Of Criticisms (2)

First publication: Civil and Military Gazette, 25 January 1887


Sussex Scrapbooks 28/3, p. 81

The reviewer wrote to defend the justice of his review against the response of X (see the preceding item), allowing Kipling to continue his remarks. The contempt of the craftsman for the dilettante comes out in Kipling’s distinction here between ‘gentlemen and ladies on the Government House List’ and the ‘professional living by his talents’.

The Article

To the Editor
Sir, — I have read ‘Your Contributor’s’ letter of Monday with sorrow and sympathy. Ages since, I also used to write exactly the same sort of reply as he has done to exactly the same sort of letter as ‘X’ has written. I essayed to reason with the Indian Amateur — to convince him of the error of his ways — and to justify my remarks on his orchestral, operatic and theatrical performances. In short I treated him seriously. To what end? It only hurt his feelings, and I am specially averse to hurting the feelings of any man or woman. From the Nirvana which I have attained, I look down with more than rhinoceros-like calm on the strife. — Occasionally I smile dreamily, but that is the only emotion the well known scuffle creates within me. As Bayard Taylor (an American poet), or someone very like him, says: —

I do not yearn for that I cherished most,
I give the winds the passionate gifts I sought,
And slumber fiercely on the torrid coast
Down there in Hadramaut.

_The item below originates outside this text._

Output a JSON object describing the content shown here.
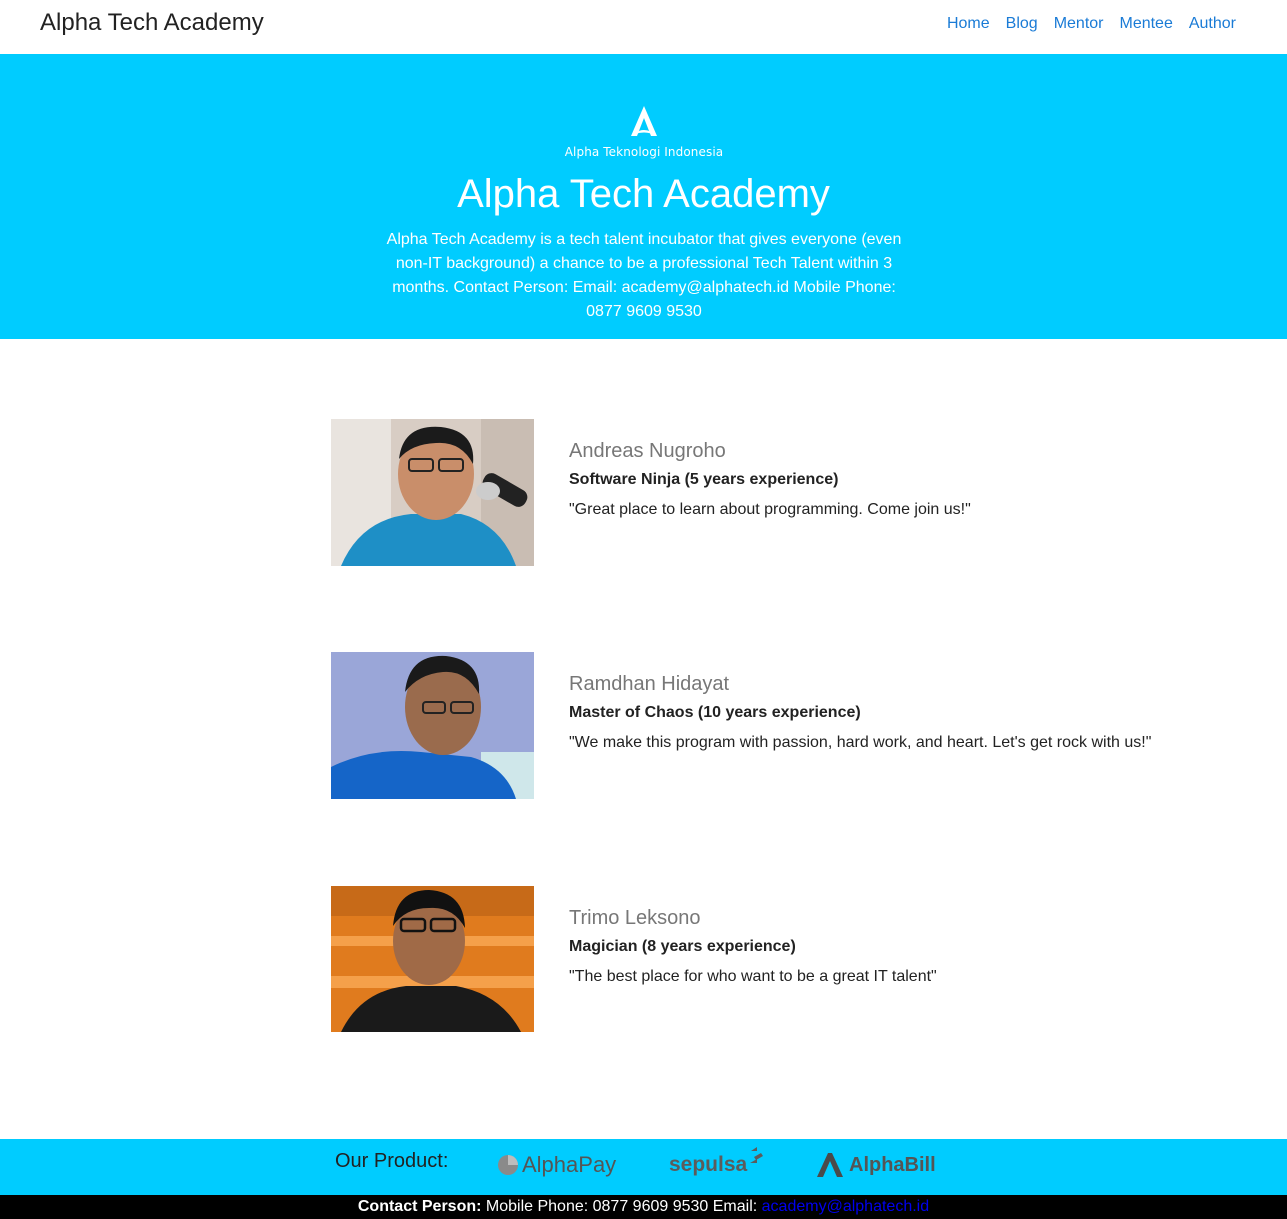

I see the Indian Amateur give himself away, bound hand and foot, into the power of his critic; as he did into my power of old. I see the critic hit him tenderly over the head with a padded sofa-cushion letter as I did not do; for, in the years of my error I smote with the knobbiest bludgeon I could lay hands on. I feel sorry for both disputants because I know the futility of the struggle. If I cared to rouse myself from the deep peace which is now my portion, I would whisper: — ‘Let us O my “Your Contributor” go forth together along the flowery path of “criticism”, with a very soft C. Let us, if such a thing be possible, so cover and coat and tar and feather and beslaver the Indian Amateur with praise that he shall at last see, or his friends shall kindly tell him, that his leg is being pulled by a brutal and wanton press, clique or what you will. So shall it, in the course of the ages, be borne in upon his soul that the songs which he sings, and the plays which he plays, and the operas which he operates must be judged wholly by the standard of polite private and well-bred drawing-room criticism; that the outcome of his leisure moments and his attempts to please must be taken for what they are — the efforts of gentlemen and ladies on the Government House List — not the labour of a professional living by his talents and, as such, entitled to the weighed and careful comments of a public journal’. Having entangled myself hopelessly in this last ungrammatical sentence, I will sleep again while the Indian Amateur points out the want of knowledge, taste, manners and general unworthiness of
THE ANANIAS, (Surnamed The Great’)